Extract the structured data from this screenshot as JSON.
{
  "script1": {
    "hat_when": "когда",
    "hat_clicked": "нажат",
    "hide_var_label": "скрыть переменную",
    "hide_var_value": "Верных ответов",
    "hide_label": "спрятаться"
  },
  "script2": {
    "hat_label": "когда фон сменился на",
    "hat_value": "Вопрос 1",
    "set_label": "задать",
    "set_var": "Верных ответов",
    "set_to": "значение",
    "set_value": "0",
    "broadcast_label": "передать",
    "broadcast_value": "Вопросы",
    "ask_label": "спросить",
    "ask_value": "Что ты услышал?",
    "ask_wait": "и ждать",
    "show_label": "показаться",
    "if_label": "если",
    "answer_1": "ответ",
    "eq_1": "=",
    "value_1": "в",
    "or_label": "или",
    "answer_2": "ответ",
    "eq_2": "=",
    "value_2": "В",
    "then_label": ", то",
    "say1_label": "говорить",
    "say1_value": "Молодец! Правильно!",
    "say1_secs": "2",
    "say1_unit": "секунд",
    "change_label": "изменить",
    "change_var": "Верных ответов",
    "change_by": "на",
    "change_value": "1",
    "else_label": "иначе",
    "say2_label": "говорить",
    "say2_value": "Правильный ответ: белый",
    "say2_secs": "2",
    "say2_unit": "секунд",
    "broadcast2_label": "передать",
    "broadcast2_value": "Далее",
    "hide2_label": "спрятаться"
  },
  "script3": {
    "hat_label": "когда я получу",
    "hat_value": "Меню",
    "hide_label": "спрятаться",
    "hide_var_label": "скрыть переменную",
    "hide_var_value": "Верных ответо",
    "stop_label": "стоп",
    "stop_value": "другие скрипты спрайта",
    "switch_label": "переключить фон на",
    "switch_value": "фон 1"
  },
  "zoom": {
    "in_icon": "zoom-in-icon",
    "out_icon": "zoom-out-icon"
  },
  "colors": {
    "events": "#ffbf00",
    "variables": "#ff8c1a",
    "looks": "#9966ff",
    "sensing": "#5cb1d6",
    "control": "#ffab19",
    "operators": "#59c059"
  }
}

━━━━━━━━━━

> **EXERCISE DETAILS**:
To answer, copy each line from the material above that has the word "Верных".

> **RESPONSE**:
    "hide_var_value": "Верных ответов",
    "set_var": "Верных ответов",
    "change_var": "Верных ответов",
    "hide_var_value": "Верных ответо",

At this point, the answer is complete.